So, ditching Snapchat to focus 100% on Instagram (thus putting all your social media marketing eggs in the same basket) doesn’t make much sense as your school could miss an opportunity to connect with up to a fifth of its prospective students.
Moreover, your school could miss exchanges with younger prospects like this one recently shared by Jenn Smith from the social media team of Colorado State University:
— Jen Smith (@jensmith7) July 24, 2018
When your prospective students use Snapchat, their focus is on Stories posted by colleges for two thirds of seniors and almost three quarters of juniors.
What about Facebook?
On Facebook, two thirds of high school seniors have liked a page to receive updates they will probably never see (courtesy of the powerful filtering algorithm) and 47% have joined a Facebook group.
Since notifications from groups aren’t as filtered as updates from Facebook pages, this is good news, especially because there was a 5 percentage point increase compared to last year’s survey. As Facebook has paid more attention to groups, they should definitely be part of your recruitment strategy.
With the launch of Facebook Watch Party yesterday allowing group admins to organize a viewing party for group members to watch videos or live streams while chatting together, you’re even going to have more engagement options within Facebook groups.
While engagement is said to be all the rage on social media, only about a fifth of prospective students have commented or shared a post. It’s a shame as these comments and shares are so key to scale organic reach on Facebook.
If the new “Watch Party” option pushes you to try live streaming for your Facebook group, you’ll be happy to hear that the 2018 E-Expectations survey asked seniors and juniors what topics they would be interested in for this kind of live streaming.
Campus life, campus tours, residence halls tours and academic program information sessions made their top 4 in this category.
Social media doesn’t work in a vacuum
Social media isn’t an island. Prospective students do find out about your social media accounts from other digital marketing channels.
More than 40% of your prospects will look up your school on a social media platform. Yet, the majority of seniors will use your school website as a gateway to your social media content. Will they be able to find your social media accounts on your site?
About a third of prospective students will click their way to your social media posts from your social media ads or your emails. So, make sure you use both channels accordingly in your marketing efforts.
What content for your social media accounts?
A picture is worth 1,000 words and this is the type of content 70% of seniors and 81% of juniors want to see.
Video comes second followed by short text updates and event invitations.
What about topics?
If you post about the 10 following topics of interest, you will cover all the basis for a majority of prospective students. So, talk to them about campus social life, living in dorms (I mean residence halls ;-), attending classes and paying for college among other topics.
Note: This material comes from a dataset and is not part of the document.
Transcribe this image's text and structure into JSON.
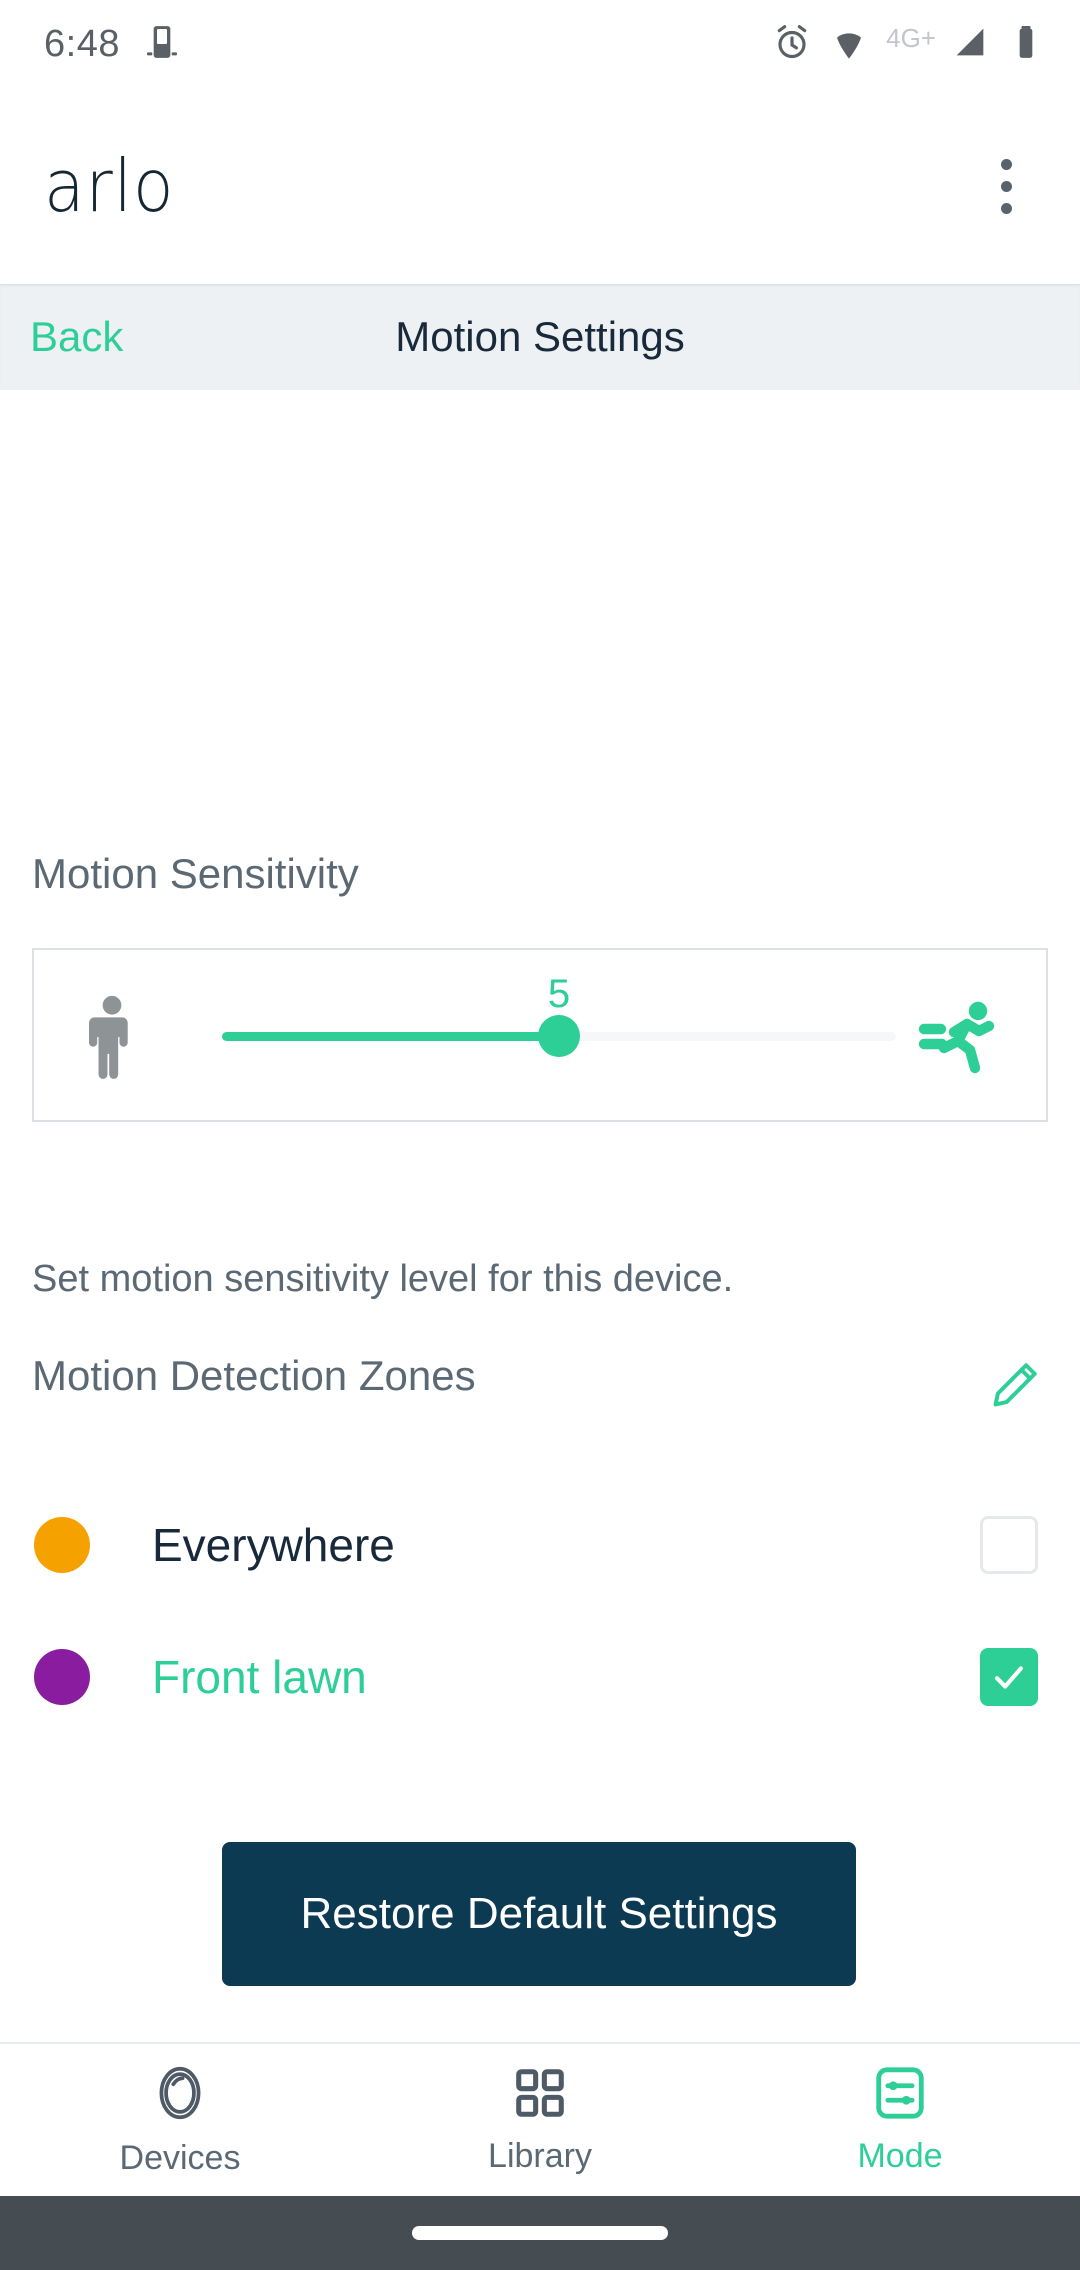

Juniors even think social media is a good place to talk about admissions requirements and process.
Missed the previous parts about this research?
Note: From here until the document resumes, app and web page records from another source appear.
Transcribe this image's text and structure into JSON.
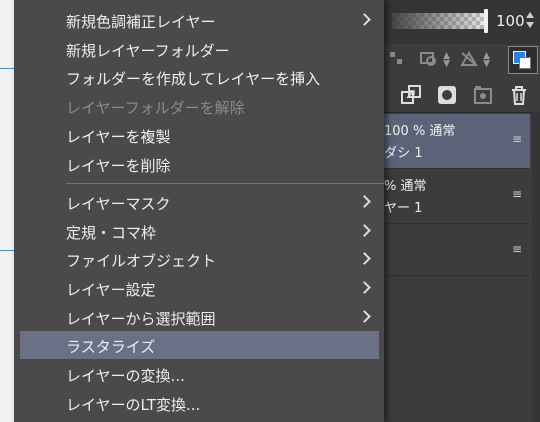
{
  "menu": {
    "items": [
      {
        "label": "新規色調補正レイヤー",
        "submenu": true,
        "disabled": false,
        "highlighted": false
      },
      {
        "label": "新規レイヤーフォルダー",
        "submenu": false,
        "disabled": false,
        "highlighted": false
      },
      {
        "label": "フォルダーを作成してレイヤーを挿入",
        "submenu": false,
        "disabled": false,
        "highlighted": false
      },
      {
        "label": "レイヤーフォルダーを解除",
        "submenu": false,
        "disabled": true,
        "highlighted": false
      },
      {
        "label": "レイヤーを複製",
        "submenu": false,
        "disabled": false,
        "highlighted": false
      },
      {
        "label": "レイヤーを削除",
        "submenu": false,
        "disabled": false,
        "highlighted": false
      },
      {
        "label": "レイヤーマスク",
        "submenu": true,
        "disabled": false,
        "highlighted": false
      },
      {
        "label": "定規・コマ枠",
        "submenu": true,
        "disabled": false,
        "highlighted": false
      },
      {
        "label": "ファイルオブジェクト",
        "submenu": true,
        "disabled": false,
        "highlighted": false
      },
      {
        "label": "レイヤー設定",
        "submenu": true,
        "disabled": false,
        "highlighted": false
      },
      {
        "label": "レイヤーから選択範囲",
        "submenu": true,
        "disabled": false,
        "highlighted": false
      },
      {
        "label": "ラスタライズ",
        "submenu": false,
        "disabled": false,
        "highlighted": true
      },
      {
        "label": "レイヤーの変換...",
        "submenu": false,
        "disabled": false,
        "highlighted": false
      },
      {
        "label": "レイヤーのLT変換...",
        "submenu": false,
        "disabled": false,
        "highlighted": false
      }
    ]
  },
  "layer_panel": {
    "opacity_value": "100",
    "layers": [
      {
        "line1": "100 % 通常",
        "line2": "ダシ 1",
        "selected": true
      },
      {
        "line1": "% 通常",
        "line2": "ヤー 1",
        "selected": false
      },
      {
        "line1": "",
        "line2": "",
        "selected": false
      }
    ],
    "grip_glyph": "≡"
  },
  "colors": {
    "menu_bg": "#4a4a4a",
    "menu_highlight": "#6a7186",
    "layer_selected": "#5b6378",
    "main_color": "#2b7fe0",
    "sub_color": "#ffffff"
  }
}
Check out all the post in this series with insights from the 2018 E-Expectations Survey
Have you heard about the Higher Ed Social Media Conference yet?
It’s THE conference to attend for teams looking for fresh ideas and best practices in social media for higher education.
Find out more about the Higher Ed Social Media Conference!